The movie details the backstory of Arthur Fleck (Joker’s real name), a struggling comedian living with his mother who has a condition that leads to painful, uncontrollable laughter. Like a row of dominoes falling over, one unfortunate event leads to the next in Fleck’s life, and he can do nothing but sit back and watch as his life falls apart. Through this fleshed out backstory, the audience actually learns about the Joker’s motives as compared to the other renditions of the character that seemingly wreaks havoc for no other reason than they are insane and enjoy chaos. Fleck’s vendetta against the rich in Gotham City is a central theme in this movie as many of his unfortunate circumstances were the result of the wealthy’s actions.
Regardless of its moral standing, the movie itself is extremely well done. This is the only movie that does not have Batman for the Joker to go up against. Instead, it is simply Fleck against society, and the movie enforces his descent into madness through visual aids.
The use of color in this movie is very interesting, whether in Fleck’s outfits or in the setting. In the first half of the movie, everything is portrayed in very dark colors that emphasize Fleck’s depression and struggles. Fleck’s clothing is often neutral to dark colors, with the one instance of bright colors being when he is in his clown outfits. Later on, when Fleck has “snapped” and embraced the madness he is feeling, his clothing choice becomes far brighter. In the now-iconic scene of him dancing on the stairs, his suit is bright red, yellow, and green. This sense of change through costume is also seen through his clown makeup. While the overall design of his clown makeup does not change extensively through the course of the movie, there are subtle details that reflect his change in mindset.
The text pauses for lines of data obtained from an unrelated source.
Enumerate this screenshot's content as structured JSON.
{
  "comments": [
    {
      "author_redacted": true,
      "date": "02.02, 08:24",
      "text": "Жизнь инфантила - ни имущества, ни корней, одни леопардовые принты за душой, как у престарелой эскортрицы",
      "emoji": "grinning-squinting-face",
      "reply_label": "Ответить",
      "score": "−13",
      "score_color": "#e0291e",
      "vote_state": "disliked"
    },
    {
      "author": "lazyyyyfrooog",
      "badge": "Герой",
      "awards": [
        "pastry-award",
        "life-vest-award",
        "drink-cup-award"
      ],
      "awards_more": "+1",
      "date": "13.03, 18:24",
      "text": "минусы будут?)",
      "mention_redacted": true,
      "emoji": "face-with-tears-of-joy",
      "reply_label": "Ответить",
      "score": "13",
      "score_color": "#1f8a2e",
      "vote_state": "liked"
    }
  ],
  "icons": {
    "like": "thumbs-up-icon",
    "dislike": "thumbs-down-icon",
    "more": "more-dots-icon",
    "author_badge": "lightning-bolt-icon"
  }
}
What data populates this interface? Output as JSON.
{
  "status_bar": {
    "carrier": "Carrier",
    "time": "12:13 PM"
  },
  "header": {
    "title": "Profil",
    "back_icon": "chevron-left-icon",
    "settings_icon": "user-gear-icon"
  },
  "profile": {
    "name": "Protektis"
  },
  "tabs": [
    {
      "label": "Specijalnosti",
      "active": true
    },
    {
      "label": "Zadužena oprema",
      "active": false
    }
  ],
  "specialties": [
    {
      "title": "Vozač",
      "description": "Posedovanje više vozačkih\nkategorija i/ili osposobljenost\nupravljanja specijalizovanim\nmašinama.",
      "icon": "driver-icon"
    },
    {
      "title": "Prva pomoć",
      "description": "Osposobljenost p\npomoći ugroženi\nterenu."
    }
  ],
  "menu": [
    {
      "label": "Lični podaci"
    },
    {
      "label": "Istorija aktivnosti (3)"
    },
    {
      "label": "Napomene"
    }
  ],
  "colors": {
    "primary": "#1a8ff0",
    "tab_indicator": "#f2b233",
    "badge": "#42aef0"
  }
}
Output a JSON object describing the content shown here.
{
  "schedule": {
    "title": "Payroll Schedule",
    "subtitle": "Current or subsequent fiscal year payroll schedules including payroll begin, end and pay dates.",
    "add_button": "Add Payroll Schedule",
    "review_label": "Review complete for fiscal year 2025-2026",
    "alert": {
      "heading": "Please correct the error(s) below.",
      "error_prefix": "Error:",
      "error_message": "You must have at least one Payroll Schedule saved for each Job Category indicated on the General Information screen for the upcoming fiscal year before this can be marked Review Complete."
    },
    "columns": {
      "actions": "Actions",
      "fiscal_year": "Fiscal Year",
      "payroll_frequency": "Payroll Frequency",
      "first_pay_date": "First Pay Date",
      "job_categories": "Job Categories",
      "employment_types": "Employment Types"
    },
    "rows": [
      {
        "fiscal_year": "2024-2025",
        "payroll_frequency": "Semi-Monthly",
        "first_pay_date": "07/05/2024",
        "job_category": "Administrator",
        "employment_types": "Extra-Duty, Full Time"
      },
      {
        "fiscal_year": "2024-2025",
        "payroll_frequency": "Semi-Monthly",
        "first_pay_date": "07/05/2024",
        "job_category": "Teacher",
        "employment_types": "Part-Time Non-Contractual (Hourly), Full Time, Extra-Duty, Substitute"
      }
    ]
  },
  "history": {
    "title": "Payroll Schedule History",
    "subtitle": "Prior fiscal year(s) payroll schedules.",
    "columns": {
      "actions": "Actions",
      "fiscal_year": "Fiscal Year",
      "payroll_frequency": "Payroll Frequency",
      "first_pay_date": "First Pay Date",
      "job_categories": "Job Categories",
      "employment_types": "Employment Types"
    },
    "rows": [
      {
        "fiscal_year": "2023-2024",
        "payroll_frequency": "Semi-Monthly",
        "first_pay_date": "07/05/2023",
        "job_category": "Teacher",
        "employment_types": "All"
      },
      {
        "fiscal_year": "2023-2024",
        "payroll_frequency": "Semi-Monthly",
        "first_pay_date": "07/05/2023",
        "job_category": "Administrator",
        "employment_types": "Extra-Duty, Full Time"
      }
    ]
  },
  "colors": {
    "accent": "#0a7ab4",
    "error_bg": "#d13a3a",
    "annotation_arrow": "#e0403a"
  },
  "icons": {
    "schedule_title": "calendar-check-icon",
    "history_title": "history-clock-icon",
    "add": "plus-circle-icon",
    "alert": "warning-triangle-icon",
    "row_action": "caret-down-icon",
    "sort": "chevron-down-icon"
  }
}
In the beginning, the makeup around his lips is thicker and more rounded, much like a happy-go-lucky clown that is meant to make children happy instead of terrifying them. However, when he goes on the Murray Franklin show, the smile is now a lot more sinister and resembles the wide red smile that everyone more commonly associates with the Joker.
Another important feature is the use of parental figures in Fleck’s life: radio host Murray Franklin and industrialist Thomas Wayne. Fleck idolizes Franklin and aspires to become a successful comedian and receive recognition. However, when Franklin mocks Fleck’s attempt at stand-up comedy at Pogos, Fleck feels betrayed by his father figure and the person he admired most. Similarly, Penny Fleck, Arthur’s mother, constantly mentioned Thomas Wayne throughout the movie, emphasizing how great of a man he is. Arthur’s discovery of a letter of Penny’s leads him to believe that Thomas Wayne is his actual father, and even goes as far as to confront him and his son Bruce (Batman) with this knowledge. However, Thomas Wayne shatters his dreams when he not only harshly rejected Arthur, but also led Arthur to the discovery that Penny was mentally ill and abused him as a child. The loss of all parental figures greatly contributed to his descent.
Phoenix’s Joker certainly differs greatly from any of its predecessors in terms of the storyline the producers and director chose to take. Joker was a well-produced movie with a lot of symbolism and small details that form a cohesive story, notwithstanding the social commentary or what it teaches the audience in terms of morality.